The claim was submitted following severe weather last January, but the policy did not cover damage resulting from hail, wind, snow or rain entering the building through an opening not created by a storm or other insured event.

There was also a general exclusion for damage arising from building defects, and a failure to maintain the property and keep it watertight.

The Australian Financial Complaints Authority (AFCA) says the evidence shows damage from water ingress, but the question was whether the storm itself was the relevant cause or whether it was another factor.

The insurer's builder found tiles above a bedroom had become dislodged as a result of a roof batten broken due to age, and possibly also due to foot traffic from a solar installation.

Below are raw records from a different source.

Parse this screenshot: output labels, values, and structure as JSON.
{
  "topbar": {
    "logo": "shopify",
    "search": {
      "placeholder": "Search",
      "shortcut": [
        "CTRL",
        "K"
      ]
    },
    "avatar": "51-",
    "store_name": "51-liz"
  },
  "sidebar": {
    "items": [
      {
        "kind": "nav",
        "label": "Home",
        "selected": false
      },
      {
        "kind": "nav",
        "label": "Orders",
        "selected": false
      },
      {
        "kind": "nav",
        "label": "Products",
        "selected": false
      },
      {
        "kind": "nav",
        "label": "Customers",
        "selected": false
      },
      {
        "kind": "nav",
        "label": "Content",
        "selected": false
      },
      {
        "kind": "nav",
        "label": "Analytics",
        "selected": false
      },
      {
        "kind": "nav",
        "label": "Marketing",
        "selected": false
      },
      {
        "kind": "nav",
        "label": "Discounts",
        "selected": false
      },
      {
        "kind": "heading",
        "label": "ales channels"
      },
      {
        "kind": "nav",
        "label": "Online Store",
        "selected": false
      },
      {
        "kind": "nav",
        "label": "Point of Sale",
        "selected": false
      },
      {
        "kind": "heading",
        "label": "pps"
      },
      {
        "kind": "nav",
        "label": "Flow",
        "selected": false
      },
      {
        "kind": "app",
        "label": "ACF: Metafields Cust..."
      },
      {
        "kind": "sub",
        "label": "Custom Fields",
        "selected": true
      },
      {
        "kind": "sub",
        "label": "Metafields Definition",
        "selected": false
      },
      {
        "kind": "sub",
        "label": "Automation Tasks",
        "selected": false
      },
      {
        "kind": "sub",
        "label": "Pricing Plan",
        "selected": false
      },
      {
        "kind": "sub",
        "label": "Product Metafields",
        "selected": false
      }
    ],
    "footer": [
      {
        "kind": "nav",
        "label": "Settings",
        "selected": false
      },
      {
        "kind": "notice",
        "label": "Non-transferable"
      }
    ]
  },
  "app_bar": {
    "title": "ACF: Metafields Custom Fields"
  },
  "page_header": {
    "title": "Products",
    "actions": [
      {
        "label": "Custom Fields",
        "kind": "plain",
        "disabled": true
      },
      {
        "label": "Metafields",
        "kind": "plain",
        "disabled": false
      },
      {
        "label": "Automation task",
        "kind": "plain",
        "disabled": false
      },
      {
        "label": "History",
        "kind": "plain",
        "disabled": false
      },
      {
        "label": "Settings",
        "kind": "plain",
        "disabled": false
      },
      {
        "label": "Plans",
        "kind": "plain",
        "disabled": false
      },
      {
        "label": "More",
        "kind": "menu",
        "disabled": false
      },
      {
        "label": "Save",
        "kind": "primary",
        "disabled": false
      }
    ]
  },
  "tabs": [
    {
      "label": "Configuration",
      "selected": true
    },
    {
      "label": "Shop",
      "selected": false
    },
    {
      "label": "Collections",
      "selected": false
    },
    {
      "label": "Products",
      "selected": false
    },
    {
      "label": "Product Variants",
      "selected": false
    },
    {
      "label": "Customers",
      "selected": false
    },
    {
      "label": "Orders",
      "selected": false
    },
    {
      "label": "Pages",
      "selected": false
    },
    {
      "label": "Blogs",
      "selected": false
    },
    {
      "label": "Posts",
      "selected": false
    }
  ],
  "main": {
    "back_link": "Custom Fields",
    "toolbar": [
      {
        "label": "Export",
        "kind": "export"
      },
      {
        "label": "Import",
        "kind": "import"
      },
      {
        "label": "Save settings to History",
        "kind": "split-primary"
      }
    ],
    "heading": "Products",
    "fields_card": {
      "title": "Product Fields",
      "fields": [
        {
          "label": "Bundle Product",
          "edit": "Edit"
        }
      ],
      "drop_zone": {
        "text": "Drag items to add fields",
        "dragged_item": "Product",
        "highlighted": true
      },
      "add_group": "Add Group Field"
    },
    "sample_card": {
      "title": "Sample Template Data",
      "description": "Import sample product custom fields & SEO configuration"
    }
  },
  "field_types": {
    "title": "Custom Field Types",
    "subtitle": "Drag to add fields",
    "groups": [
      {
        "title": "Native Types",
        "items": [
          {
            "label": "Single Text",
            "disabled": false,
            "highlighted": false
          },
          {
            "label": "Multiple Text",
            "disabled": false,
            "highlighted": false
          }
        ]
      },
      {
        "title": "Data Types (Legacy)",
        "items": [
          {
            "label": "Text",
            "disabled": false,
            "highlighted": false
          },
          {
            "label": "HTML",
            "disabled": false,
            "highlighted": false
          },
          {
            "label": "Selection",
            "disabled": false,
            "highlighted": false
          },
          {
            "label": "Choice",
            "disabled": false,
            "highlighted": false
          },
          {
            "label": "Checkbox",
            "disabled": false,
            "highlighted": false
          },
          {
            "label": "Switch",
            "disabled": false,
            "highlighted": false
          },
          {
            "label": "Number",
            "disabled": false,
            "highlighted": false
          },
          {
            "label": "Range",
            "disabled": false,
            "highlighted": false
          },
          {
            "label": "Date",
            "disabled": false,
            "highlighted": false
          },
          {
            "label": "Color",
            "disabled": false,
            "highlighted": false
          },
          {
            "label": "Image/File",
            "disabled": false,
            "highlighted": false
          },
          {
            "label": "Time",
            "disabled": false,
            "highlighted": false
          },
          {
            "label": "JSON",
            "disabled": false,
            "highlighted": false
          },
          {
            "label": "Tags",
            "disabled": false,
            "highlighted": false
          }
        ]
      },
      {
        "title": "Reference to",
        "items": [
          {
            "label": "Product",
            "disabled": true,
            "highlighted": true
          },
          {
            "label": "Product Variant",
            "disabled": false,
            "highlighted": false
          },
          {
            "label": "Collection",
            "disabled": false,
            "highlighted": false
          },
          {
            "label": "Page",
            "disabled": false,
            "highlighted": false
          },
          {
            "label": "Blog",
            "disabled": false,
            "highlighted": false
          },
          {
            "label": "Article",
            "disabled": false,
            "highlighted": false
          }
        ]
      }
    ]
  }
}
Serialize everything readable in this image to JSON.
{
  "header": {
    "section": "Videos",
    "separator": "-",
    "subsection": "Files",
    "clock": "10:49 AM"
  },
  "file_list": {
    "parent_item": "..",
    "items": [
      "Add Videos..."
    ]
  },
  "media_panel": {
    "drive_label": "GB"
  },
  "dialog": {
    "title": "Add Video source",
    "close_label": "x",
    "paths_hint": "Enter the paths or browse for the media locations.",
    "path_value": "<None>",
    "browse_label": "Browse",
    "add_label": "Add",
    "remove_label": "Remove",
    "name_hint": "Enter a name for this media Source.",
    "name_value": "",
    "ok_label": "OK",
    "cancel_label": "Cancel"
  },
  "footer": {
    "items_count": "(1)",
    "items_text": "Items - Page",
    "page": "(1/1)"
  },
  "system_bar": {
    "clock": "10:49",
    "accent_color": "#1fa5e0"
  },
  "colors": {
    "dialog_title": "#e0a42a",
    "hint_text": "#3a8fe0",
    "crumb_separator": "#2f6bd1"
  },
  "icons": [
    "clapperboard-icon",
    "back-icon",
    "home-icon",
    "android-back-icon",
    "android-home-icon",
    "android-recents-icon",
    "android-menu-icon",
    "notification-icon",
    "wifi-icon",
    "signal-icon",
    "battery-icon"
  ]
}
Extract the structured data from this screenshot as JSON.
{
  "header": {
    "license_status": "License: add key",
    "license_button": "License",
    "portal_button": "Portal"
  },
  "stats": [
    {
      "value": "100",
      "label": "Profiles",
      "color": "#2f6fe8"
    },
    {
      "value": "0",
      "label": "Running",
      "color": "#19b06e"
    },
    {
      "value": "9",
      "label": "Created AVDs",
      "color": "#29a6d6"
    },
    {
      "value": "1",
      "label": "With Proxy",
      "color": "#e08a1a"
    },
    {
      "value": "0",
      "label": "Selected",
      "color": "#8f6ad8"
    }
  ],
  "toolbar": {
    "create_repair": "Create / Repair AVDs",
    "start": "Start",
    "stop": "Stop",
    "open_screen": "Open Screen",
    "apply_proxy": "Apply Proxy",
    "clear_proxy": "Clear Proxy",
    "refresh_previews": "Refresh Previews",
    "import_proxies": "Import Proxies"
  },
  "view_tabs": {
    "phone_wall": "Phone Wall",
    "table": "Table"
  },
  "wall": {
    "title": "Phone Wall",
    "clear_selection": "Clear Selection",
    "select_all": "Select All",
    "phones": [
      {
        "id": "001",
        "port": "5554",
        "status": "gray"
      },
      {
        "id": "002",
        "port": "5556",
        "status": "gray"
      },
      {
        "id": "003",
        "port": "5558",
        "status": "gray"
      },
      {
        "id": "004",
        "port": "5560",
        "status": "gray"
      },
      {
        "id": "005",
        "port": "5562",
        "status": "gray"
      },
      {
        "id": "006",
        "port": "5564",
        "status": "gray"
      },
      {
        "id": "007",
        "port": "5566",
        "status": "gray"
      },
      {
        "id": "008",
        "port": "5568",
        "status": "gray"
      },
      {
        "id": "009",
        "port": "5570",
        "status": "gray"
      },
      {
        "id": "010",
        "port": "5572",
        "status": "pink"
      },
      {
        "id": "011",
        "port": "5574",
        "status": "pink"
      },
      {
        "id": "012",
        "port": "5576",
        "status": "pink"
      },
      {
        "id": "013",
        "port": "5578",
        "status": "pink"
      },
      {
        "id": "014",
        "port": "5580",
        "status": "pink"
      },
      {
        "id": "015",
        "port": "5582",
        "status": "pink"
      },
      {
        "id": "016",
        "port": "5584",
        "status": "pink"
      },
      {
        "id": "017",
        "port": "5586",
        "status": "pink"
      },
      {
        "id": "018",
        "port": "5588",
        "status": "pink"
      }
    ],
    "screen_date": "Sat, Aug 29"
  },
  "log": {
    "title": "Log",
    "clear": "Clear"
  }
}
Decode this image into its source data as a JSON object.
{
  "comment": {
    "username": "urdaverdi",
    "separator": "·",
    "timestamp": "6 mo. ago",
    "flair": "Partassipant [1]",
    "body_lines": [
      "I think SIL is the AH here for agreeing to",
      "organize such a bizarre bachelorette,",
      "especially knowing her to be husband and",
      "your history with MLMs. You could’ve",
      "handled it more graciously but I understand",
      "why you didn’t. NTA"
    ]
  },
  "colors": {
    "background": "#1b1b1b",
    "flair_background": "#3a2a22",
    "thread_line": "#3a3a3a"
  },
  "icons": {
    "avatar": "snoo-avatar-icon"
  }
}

The builder also later clarified that the batten when installed had “insufficient seating onto the rafter” of only a couple of millimetres which caused a weakening of the joint.

The complainant’s builder had also found six roof battens that were not aligned with the centre of the top chord, leading to damage to tiles and leakage affecting two bedrooms, the hallway, toilet, laundry and study area.

“The available evidence does not show there was a storm-created opening in the roof through which the rainwater entered and damaged the interior of the home,” AFCA says.

“Nor is there any other compelling evidence that establishes the damage to the roof itself, tiles or roof battens, was from a storm.”

AFCA says the roof had pre-existing issues with cracked and dislodged tiles arising, on balance, from failings with the roof battens, and the insurer is entitled to deny the claim.

“It would not be fair to require the insurer to pay for a claim which does not fall within the scope of cover under the policy,” it says.

The decision is available here.